Website and app data records:
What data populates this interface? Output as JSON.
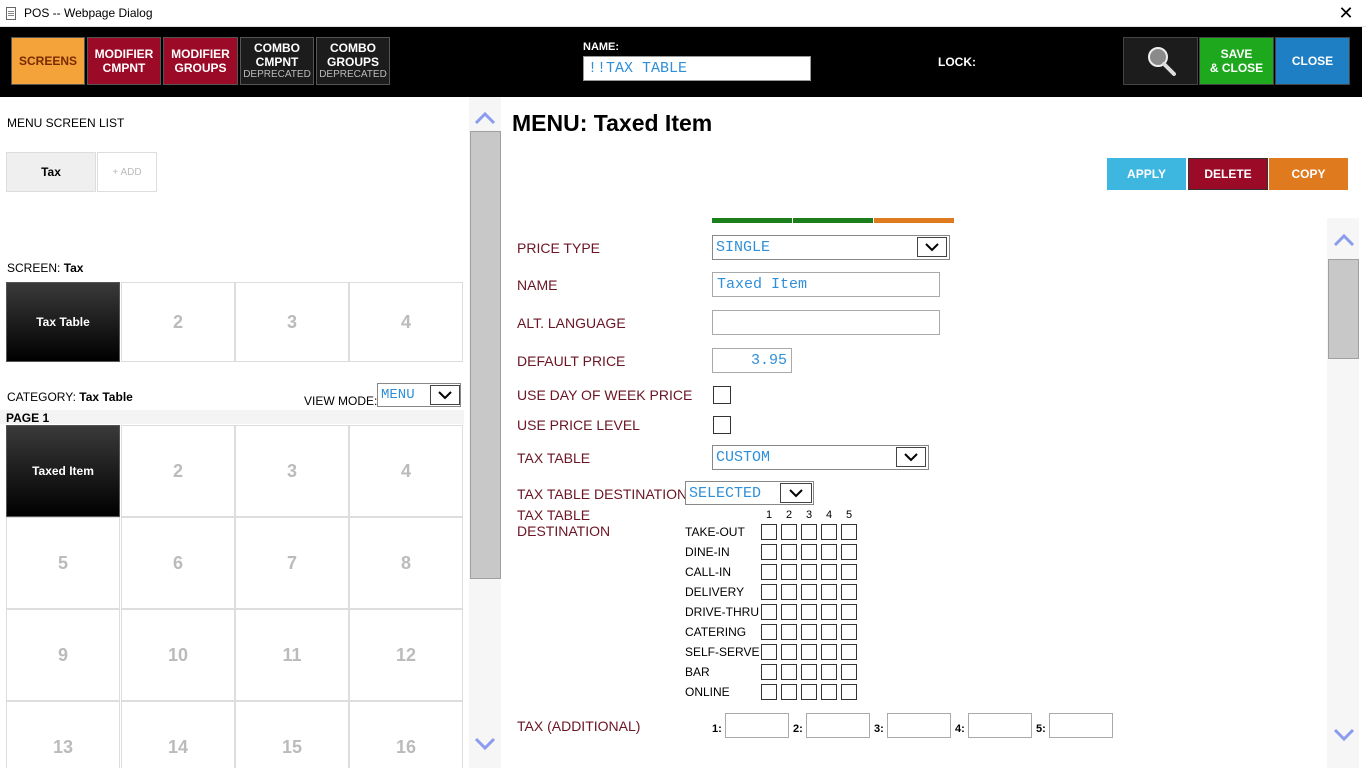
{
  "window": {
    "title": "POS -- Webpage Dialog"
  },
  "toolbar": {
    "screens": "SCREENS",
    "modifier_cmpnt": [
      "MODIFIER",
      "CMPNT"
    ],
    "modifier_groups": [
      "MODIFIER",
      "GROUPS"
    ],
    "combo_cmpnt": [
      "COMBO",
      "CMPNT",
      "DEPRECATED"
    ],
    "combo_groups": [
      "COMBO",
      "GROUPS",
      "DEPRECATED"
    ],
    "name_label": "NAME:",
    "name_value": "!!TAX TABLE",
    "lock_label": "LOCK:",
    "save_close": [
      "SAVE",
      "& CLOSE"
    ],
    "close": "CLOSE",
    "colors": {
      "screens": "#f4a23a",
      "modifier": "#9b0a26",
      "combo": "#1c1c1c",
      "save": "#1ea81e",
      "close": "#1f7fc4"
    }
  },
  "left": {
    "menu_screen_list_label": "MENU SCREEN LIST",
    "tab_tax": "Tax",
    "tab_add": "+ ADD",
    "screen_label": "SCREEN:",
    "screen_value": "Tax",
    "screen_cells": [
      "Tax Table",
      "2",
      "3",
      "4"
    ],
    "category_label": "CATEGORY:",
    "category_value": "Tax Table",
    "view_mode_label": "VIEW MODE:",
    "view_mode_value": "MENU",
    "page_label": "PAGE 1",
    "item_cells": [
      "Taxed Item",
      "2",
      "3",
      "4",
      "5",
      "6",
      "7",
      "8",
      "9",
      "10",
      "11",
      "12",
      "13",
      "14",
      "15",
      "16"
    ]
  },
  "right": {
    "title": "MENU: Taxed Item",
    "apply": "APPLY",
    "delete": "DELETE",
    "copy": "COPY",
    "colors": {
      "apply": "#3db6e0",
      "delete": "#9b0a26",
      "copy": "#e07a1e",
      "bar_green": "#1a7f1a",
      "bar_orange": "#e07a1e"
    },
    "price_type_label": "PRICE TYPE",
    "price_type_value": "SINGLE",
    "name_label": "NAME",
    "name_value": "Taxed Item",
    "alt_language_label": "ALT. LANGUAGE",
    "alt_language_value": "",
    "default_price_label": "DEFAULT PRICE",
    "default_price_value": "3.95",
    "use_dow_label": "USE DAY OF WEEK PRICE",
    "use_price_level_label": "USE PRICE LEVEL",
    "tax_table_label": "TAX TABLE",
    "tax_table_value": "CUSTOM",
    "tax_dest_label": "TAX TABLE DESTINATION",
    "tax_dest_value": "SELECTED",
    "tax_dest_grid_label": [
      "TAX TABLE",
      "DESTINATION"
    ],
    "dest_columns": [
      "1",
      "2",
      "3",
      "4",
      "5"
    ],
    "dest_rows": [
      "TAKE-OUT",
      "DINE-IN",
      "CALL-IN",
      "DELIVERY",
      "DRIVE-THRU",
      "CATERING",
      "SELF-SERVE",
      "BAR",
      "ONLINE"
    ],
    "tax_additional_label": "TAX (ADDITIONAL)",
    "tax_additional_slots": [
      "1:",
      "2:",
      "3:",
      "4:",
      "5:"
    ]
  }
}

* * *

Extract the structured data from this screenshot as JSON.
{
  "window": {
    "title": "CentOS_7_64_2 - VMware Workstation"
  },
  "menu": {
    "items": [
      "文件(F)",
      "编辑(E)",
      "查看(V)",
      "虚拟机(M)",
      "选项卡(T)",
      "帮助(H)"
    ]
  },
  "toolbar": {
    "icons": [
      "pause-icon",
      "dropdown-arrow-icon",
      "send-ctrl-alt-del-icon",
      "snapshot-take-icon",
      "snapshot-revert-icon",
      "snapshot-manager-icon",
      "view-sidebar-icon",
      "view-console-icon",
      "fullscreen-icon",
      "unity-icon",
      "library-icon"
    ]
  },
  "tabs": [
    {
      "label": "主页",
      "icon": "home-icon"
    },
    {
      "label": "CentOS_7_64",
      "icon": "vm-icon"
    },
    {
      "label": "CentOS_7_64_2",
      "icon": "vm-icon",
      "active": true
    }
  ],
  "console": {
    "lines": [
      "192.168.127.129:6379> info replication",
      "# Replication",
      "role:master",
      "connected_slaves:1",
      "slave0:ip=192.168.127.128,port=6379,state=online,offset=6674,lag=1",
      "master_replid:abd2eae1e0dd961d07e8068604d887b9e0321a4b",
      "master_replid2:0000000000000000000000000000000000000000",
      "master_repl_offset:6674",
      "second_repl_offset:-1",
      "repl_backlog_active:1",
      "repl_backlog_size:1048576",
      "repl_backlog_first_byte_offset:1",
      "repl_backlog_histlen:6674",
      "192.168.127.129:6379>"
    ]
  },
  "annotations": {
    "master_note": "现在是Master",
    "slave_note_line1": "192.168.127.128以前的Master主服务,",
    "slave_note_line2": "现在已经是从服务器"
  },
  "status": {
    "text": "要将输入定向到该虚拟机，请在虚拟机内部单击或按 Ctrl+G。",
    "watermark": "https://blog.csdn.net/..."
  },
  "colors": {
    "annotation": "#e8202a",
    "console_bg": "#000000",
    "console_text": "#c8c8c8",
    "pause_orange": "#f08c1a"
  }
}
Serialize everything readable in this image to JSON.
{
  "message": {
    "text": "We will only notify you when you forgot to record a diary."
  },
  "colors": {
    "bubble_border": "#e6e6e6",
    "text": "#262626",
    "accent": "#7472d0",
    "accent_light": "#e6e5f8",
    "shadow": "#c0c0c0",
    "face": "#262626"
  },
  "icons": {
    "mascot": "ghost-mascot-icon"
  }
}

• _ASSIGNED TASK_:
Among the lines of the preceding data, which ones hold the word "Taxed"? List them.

• _WRITTEN SOLUTION_:
      "Taxed Item",
    "title": "MENU: Taxed Item",
    "name_value": "Taxed Item",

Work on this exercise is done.